With the budget looming close, the reference to India’s twin deficits have increased even more than usual, and I thought I’d do a quick post on them.
When someone refers to India’s twin deficits, they are referring to the following two things:
- Current Account Deficit
- Fiscal Deficit
Current Account Deficit: I have done a fairly detailed post on current account deficit (Read: What is BoP and Current Account Deficit?) so I will keep this definition brief. Current account deficit is the difference between a country’s exports and imports, and when imports exceed exports, a country is said to be running a deficit on its current account.
Oil and gold are India’s two big imports, and the last budget saw the duty on gold being raised from 2% to 4% in order to slow down gold imports and ease the current account deficit. This hardly helped, and India will have a current account deficit again. Any measures in the budget to slow down imports or boost exports will help the current account deficit.
Fiscal Deficit:Â Fiscal deficit is the difference between the revenues and expenses of the government that they have to cover by engaging in borrowing from the market.
This covers everything and is not restricted to imports or exports. Any measures to reduce spending, or generate additional tax revenues or other revenues like disinvestment are aimed to bring the fiscal deficit under control. (Read: What is fiscal deficit?)
Why are these two a problem?
Why do we hear so much about these two deficits, and why are they a problem?
A lot of countries run these deficits and having these deficits is not a problem on its own. It is the magnitude that’s the problem. In the last budget, the government borrowing constituted about 35% of their total revenues. This means that the government had to raise money even to pay for their recurring expenses, and that’s never a good thing.

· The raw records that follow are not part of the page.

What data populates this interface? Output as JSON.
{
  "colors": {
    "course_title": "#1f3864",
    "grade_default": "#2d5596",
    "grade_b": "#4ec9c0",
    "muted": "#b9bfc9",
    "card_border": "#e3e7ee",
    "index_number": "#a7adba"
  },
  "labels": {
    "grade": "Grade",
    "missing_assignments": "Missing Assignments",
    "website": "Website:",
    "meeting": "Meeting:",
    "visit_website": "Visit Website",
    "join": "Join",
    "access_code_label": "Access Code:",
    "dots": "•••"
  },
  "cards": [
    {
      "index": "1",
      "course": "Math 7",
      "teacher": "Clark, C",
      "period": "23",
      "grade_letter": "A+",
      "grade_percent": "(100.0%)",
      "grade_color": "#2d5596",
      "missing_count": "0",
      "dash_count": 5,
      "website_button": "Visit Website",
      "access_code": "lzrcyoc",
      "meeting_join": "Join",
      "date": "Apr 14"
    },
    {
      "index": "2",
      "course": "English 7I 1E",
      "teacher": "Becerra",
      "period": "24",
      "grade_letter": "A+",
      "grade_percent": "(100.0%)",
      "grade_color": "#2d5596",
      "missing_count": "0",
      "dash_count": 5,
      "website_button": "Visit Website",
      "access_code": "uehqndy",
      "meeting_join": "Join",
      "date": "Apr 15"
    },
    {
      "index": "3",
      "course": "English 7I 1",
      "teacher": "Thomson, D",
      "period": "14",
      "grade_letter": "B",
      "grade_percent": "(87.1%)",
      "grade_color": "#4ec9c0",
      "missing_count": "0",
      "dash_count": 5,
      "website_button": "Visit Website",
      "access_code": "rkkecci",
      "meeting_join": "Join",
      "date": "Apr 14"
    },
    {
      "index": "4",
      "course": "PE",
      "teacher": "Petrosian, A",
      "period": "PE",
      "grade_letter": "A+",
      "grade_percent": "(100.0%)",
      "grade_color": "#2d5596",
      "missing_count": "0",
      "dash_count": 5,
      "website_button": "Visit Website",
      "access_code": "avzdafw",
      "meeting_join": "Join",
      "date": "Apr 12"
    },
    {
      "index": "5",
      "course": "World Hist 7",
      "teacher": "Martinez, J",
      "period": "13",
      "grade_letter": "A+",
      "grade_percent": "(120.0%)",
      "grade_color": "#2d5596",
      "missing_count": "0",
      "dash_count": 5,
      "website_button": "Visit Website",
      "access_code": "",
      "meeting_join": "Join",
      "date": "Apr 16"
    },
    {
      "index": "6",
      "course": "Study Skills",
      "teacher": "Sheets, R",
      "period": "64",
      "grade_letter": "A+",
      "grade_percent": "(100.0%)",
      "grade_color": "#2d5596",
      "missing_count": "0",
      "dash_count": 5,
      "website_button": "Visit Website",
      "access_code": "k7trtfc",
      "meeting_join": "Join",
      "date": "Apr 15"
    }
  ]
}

Imports exceeding exportsÂ perenniallyÂ can become a problem because the country has to part with foreign exchange with which it pays for these exports and in India’s case, the forex hasn’t been a problem in recent years because of capital inflows like FII money, but you can’t rely on them all the time.
Together they weaken the country’s financial position, and let’s hope to see some good measures on easing the burden on them in this budget.